Trial treatment may resolve the clinical signs or confirm a presumptive diagnosis; however, it is also associated with considerable risk. Before pursuing a therapeutic trial, the owner should be informed of the potential risks and should be committed to careful monitoring of the animal for an appropriate length of time. The therapeutic trial should be based on a tentative diagnosis and should define the parameters to be followed and the criteria used to determine treatment success or failure. If an animal is likely to be referred for in-depth investigation of FUO, trial treatment should not be started because it may affect the results of further testing.
In true fever, the increase in body temperature is regulated; therefore, cooling methods such as water baths work against the body's own regulatory mechanisms. It is also likely that fever itself has some beneficial effects, particularly in infectious diseases. However, fever can lead to anorexia, lethargy, and dehydration. Thus, animals with FUO may benefit from IV fluid therapy or antipyretic medications. Examples include NSAIDs (eg, aspirin, carprofen, ketoprofen, or meloxicam in small animals; flunixin meglumine or phenylbutazone in large animals).
Reaching a final diagnosis for FUO presents challenges but can usually be accomplished with a stepwise approach
Repeated physical examinations and simple tests often reveal diagnostic clues that can be followed with more focused or specialized testing to achieve a diagnosis.
In most cases of FUO in dogs and cats, infectious or inflammatory diseases are ultimately diagnosed.

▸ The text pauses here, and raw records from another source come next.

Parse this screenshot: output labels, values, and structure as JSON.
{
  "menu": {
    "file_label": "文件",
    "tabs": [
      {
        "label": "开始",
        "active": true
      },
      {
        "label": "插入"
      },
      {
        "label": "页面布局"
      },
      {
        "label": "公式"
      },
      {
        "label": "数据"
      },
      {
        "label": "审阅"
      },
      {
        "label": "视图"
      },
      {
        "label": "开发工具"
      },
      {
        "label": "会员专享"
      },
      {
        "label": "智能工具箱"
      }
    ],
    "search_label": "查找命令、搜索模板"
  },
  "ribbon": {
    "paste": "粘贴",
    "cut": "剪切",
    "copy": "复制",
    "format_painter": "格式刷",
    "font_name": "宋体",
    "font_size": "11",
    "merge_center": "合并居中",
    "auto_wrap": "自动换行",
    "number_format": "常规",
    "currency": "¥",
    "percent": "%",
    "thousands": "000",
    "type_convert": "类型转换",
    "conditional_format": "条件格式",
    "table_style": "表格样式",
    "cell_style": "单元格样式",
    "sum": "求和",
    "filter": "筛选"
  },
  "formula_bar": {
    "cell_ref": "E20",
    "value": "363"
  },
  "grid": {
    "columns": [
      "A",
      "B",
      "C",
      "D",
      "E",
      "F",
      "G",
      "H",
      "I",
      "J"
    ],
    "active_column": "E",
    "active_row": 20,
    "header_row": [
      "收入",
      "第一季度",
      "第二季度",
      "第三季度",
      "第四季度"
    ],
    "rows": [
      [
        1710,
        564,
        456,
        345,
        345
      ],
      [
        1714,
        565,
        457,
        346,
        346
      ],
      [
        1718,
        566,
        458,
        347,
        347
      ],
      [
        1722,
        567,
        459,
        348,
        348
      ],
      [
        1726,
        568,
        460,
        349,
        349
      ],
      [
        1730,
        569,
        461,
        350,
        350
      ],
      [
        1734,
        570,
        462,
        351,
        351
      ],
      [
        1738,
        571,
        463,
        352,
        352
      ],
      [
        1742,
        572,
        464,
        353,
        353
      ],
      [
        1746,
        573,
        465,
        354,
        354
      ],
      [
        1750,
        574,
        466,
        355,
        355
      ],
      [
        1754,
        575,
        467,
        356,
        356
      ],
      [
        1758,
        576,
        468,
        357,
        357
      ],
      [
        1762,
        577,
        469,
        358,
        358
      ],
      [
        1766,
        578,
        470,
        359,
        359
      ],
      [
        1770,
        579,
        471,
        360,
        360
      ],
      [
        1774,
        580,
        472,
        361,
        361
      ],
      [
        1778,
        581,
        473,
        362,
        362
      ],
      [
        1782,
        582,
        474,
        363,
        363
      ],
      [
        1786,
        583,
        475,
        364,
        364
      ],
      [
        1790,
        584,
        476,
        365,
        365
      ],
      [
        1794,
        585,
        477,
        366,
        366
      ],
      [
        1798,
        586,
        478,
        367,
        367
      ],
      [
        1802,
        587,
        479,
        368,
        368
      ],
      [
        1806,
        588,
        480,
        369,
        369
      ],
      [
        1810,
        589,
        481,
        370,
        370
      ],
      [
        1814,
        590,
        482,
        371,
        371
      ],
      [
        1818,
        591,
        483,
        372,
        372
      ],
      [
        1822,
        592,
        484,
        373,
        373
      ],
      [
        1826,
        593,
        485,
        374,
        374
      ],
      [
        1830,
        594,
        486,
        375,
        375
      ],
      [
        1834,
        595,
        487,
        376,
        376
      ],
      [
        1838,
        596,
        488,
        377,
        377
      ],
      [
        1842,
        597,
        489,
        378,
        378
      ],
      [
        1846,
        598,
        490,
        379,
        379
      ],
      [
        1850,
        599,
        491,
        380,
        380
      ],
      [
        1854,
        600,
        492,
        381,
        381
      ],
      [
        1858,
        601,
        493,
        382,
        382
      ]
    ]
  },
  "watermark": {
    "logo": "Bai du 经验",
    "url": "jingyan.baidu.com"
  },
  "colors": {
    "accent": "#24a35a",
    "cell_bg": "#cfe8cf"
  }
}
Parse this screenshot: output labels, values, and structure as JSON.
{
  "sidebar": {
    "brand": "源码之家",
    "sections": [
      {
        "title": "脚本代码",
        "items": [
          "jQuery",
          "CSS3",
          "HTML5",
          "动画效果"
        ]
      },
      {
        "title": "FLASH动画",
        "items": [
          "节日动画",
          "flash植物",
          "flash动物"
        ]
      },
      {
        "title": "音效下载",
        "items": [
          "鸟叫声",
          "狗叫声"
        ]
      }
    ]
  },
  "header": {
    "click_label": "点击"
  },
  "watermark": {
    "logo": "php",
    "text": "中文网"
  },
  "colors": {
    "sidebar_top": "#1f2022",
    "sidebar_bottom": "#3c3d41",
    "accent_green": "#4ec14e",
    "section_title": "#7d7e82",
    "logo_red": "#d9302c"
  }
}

Polyarthritis is an important cause in dogs, and infectious diseases, particularly FIP, are noteworthy causes in cats.
Trial treatment is sometimes necessary but is most likely to be helpful if based on a tentative diagnosis, so that the response to treatment can be interpreted.
For More Information
Flood J. The diagnostic approach to fever of unknown origin in dogs. Compend Contin Educ Vet. 2009;31(1):14-E3.
Flood J. The diagnostic approach to fever of unknown origin in cats. Compend Contin Educ Vet. 2009;31(1):26-E4.
Chervier C, Chabanne L, Godde M, Rodriguez-Piñeiro MI, Deputte BL, Cadoré JL. Causes, diagnostic signs, and the utility of investigations of fever in dogs: 50 cases. Can Vet J. 2012;53(5):525-530.
Battersby IA, Murphy KF, Tasker S, Papasouliotis K. Retrospective study of fever in dogs: laboratory testing, diagnoses and influence of prior treatment. J Small Anim Pract. 2006;47(7):370-376. doi:10.1111/j.1748-5827.2006.00042.x